This article by MAX TAPOGNA about FERTILE GROUND '21 made us so happy to see!
Lilies, poet Joni Renne Whitworth tells us, contain multitudes of meaning. The flower is a mainstay in Greek and Chinese myths, as well as Easter ceremonies. It symbolizes, among other things, love, grief, femininity, and rebirth—all themes present in Whitworth’s filmed poem, Lilies, which premieres on Wednesday, Feb. 3, as a part of Fertile Ground’s online festival of new works. Festival projects remain available to stream for free through Feb. 15 on Fertile Ground’s Facebook and YouTube channels.
Written and performed by Whitworth with video and sound by Hannah Piper Burns, Lilies is like opening a time capsule from the early days of the pandemic. “It’s like writing future history,” says Whitworth, who wrote the text last spring, when the rules for pandemic engagement were still setting in. “Once it changed from, ‘we’re home for two weeks,’ to, ‘we’re going to be in this for a while,’ there was just an energetic shift” – a shift, adds Whitworth, that was in stark contrast to the beautiful spring Portland was experiencing. “Nature was just merrily carrying along, and thriving,” Whitworth says. Lilies is their chronicle of that time.
Image from Joni Renne Whitworth “Lilies.”The poem—which Whitworth describes as loosely autobiographical—ruminates on the tragic weight of Covid-19 as well as the pandemic’s unexpected comforts. It moves between perspectives personal and global. Lilies begins in a place of calm. Whitworth opens with the line, “Of course, / lesbians have dreamt of this for years: / sleeping in late, / reading to each other, / fretting over the cat.” Elsewhere, Whitworth hears Pacific wrens singing by their quarantine window, and remarks, “I’ve worked two jobs as long as I can remember, / I’ve never been home to hear them.” In these scenes, Whitworth’s restrained diction aids their imagery—watching Lilies, I felt cozy.
But these silver linings come at a price. Whitworth calls our new world flat and declarative, “A refrigerated truck for the bodies,” where people’s voices lack inflection. Later, they remark that “War-ravaged Syria just reported its first COVID-19 death. / We’re here. We’re here.” For Whitworth, even the “upsides” of the pandemic resist that qualification. “Is it true / that by lessening pollution, / and workplace accidents, / this industrial slowdown is / sparing lives / as well as taking them? / I can’t follow that logic to its reasonable conclusion.”

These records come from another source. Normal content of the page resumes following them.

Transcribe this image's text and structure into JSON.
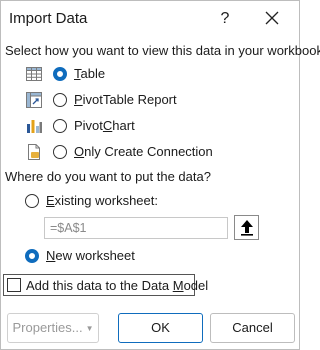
{
  "window": {
    "title": "Import Data",
    "help_glyph": "?",
    "close_icon": "close-icon"
  },
  "view_section": {
    "prompt": "Select how you want to view this data in your workbook.",
    "options": [
      {
        "pre": "",
        "mnemonic": "T",
        "post": "able",
        "icon": "table-icon",
        "checked": true
      },
      {
        "pre": "",
        "mnemonic": "P",
        "post": "ivotTable Report",
        "icon": "pivot-table-icon",
        "checked": false
      },
      {
        "pre": "Pivot",
        "mnemonic": "C",
        "post": "hart",
        "icon": "pivot-chart-icon",
        "checked": false
      },
      {
        "pre": "",
        "mnemonic": "O",
        "post": "nly Create Connection",
        "icon": "connection-icon",
        "checked": false
      }
    ]
  },
  "location_section": {
    "prompt": "Where do you want to put the data?",
    "existing": {
      "pre": "",
      "mnemonic": "E",
      "post": "xisting worksheet:",
      "checked": false
    },
    "reference_value": "=$A$1",
    "new": {
      "pre": "",
      "mnemonic": "N",
      "post": "ew worksheet",
      "checked": true
    }
  },
  "data_model": {
    "pre": "Add this data to the Data ",
    "mnemonic": "M",
    "post": "odel",
    "checked": false
  },
  "buttons": {
    "properties": "Properties...",
    "ok": "OK",
    "cancel": "Cancel"
  },
  "colors": {
    "accent": "#0f6cbd",
    "disabled_text": "#9a9a9a"
  }
}
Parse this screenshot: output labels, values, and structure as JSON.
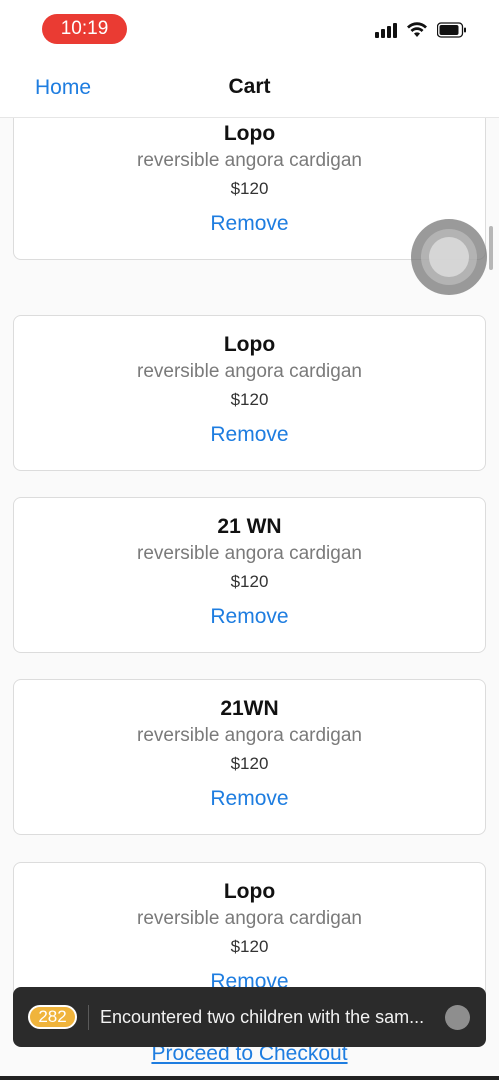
{
  "status_bar": {
    "time": "10:19",
    "icons": [
      "signal-icon",
      "wifi-icon",
      "battery-icon"
    ]
  },
  "nav": {
    "back_label": "Home",
    "title": "Cart"
  },
  "cart": {
    "items": [
      {
        "brand": "Lopo",
        "description": "reversible angora cardigan",
        "price": "$120",
        "remove_label": "Remove"
      },
      {
        "brand": "Lopo",
        "description": "reversible angora cardigan",
        "price": "$120",
        "remove_label": "Remove"
      },
      {
        "brand": "21 WN",
        "description": "reversible angora cardigan",
        "price": "$120",
        "remove_label": "Remove"
      },
      {
        "brand": "21WN",
        "description": "reversible angora cardigan",
        "price": "$120",
        "remove_label": "Remove"
      },
      {
        "brand": "Lopo",
        "description": "reversible angora cardigan",
        "price": "$120",
        "remove_label": "Remove"
      }
    ],
    "checkout_label": "Proceed to Checkout"
  },
  "toast": {
    "count": "282",
    "message": "Encountered two children with the sam..."
  },
  "colors": {
    "accent": "#1e7de0",
    "time_pill": "#ea3b33",
    "badge": "#f0b43c",
    "toast_bg": "#2b2b2b"
  }
}
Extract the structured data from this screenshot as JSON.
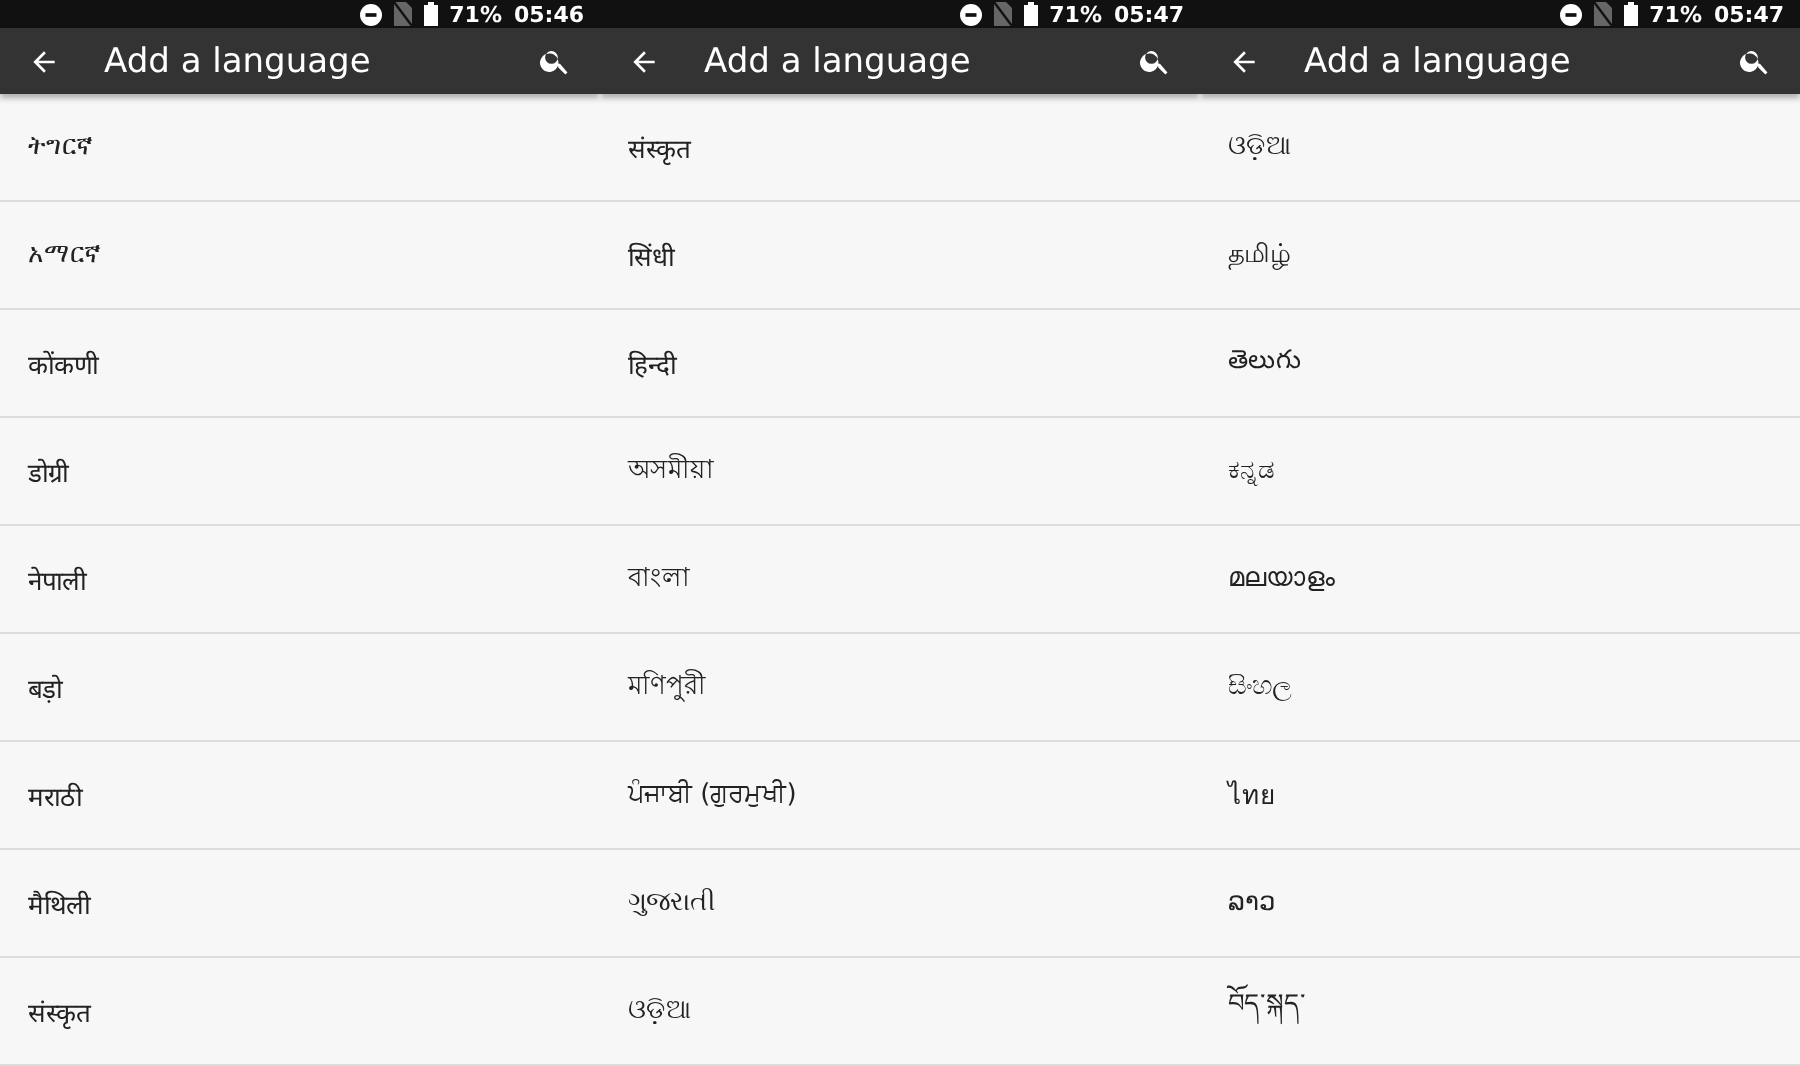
{
  "screens": [
    {
      "status_bar": {
        "battery": "71%",
        "time": "05:46"
      },
      "app_bar": {
        "title": "Add a language"
      },
      "languages": [
        "ትግርኛ",
        "አማርኛ",
        "कोंकणी",
        "डोग्री",
        "नेपाली",
        "बड़ो",
        "मराठी",
        "मैथिली",
        "संस्कृत"
      ]
    },
    {
      "status_bar": {
        "battery": "71%",
        "time": "05:47"
      },
      "app_bar": {
        "title": "Add a language"
      },
      "languages": [
        "संस्कृत",
        "सिंधी",
        "हिन्दी",
        "অসমীয়া",
        "বাংলা",
        "মণিপুরী",
        "ਪੰਜਾਬੀ (ਗੁਰਮੁਖੀ)",
        "ગુજરાતી",
        "ଓଡ଼ିଆ"
      ]
    },
    {
      "status_bar": {
        "battery": "71%",
        "time": "05:47"
      },
      "app_bar": {
        "title": "Add a language"
      },
      "languages": [
        "ଓଡ଼ିଆ",
        "தமிழ்",
        "తెలుగు",
        "ಕನ್ನಡ",
        "മലയാളം",
        "සිංහල",
        "ไทย",
        "ລາວ",
        "བོད་སྐད་"
      ]
    }
  ]
}
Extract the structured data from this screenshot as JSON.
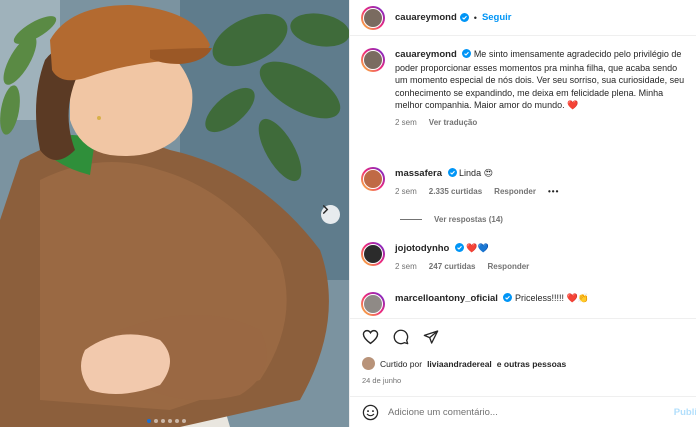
{
  "post": {
    "author": "cauareymond",
    "follow_label": "Seguir",
    "separator": "•",
    "caption": "Me sinto imensamente agradecido pelo privilégio de poder proporcionar esses momentos pra minha filha, que acaba sendo um momento especial de nós dois. Ver seu sorriso, sua curiosidade, seu conhecimento se expandindo, me deixa em felicidade plena. Minha melhor companhia. Maior amor do mundo. ❤️",
    "caption_time": "2 sem",
    "translate_label": "Ver tradução",
    "carousel": {
      "slides": 6,
      "active_index": 0
    }
  },
  "comments": [
    {
      "user": "massafera",
      "text": "Linda 😍",
      "time": "2 sem",
      "likes": "2.335 curtidas",
      "reply_label": "Responder",
      "more": "•••"
    },
    {
      "user": "jojotodynho",
      "text": "❤️💙",
      "time": "2 sem",
      "likes": "247 curtidas",
      "reply_label": "Responder"
    },
    {
      "user": "marcelloantony_oficial",
      "text": "Priceless!!!!! ❤️👏"
    }
  ],
  "view_replies_label": "Ver respostas (14)",
  "liked_by": {
    "prefix": "Curtido por",
    "user": "liviaandradereal",
    "suffix": "e outras pessoas"
  },
  "date": "24 de junho",
  "composer": {
    "placeholder": "Adicione um comentário...",
    "publish_label": "Publi"
  },
  "icons": {
    "like": "heart-icon",
    "comment": "comment-icon",
    "share": "share-icon",
    "emoji": "emoji-icon",
    "verified": "verified-badge-icon",
    "next": "chevron-right-icon"
  },
  "colors": {
    "accent": "#0095f6",
    "muted": "#737373",
    "heart": "#ed4956"
  }
}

Hannah Piper Burns’ editing helps create that sense of illogic. Burns, a found-footage filmmaker, says that in making Lilies she was interested in “this idea of our crises of attention, where one minute we are looking at our phone and the next minute a pot is boiling over, or we’re staring out the window and all of a sudden we’re thinking about death.” Fragmentation of thought plays a large role in the editing; the cuts are almost constant. The effect is that the film’s pacing is simultaneously brisk and meditative. Burns’ imagery is largely domestic (plenty of cooking, old homesteading footage, even clips from Animal Crossing), and we see lots of raindrops—on flower petals, windows, skin.
Whitworth ends Lilies with the sobering acknowledgement that “There will come a Monday,” and when that Monday comes, they beg the question:
We are jobless artists / in a nation that hasn’t paid for art in years, / if ever. / Will society rise to meet us? / Will there be a place for us in the new world order? / Will I make something / with both of my hands?
Nearly a year has passed since the first lockdowns, and these questions are still in search of answers.
Lilies debuts at 9 p.m. Wednesday, Feb. 3. All festival projects will be available through Feb. 15 to stream on Fertile Ground’s Facebook and YouTube channels.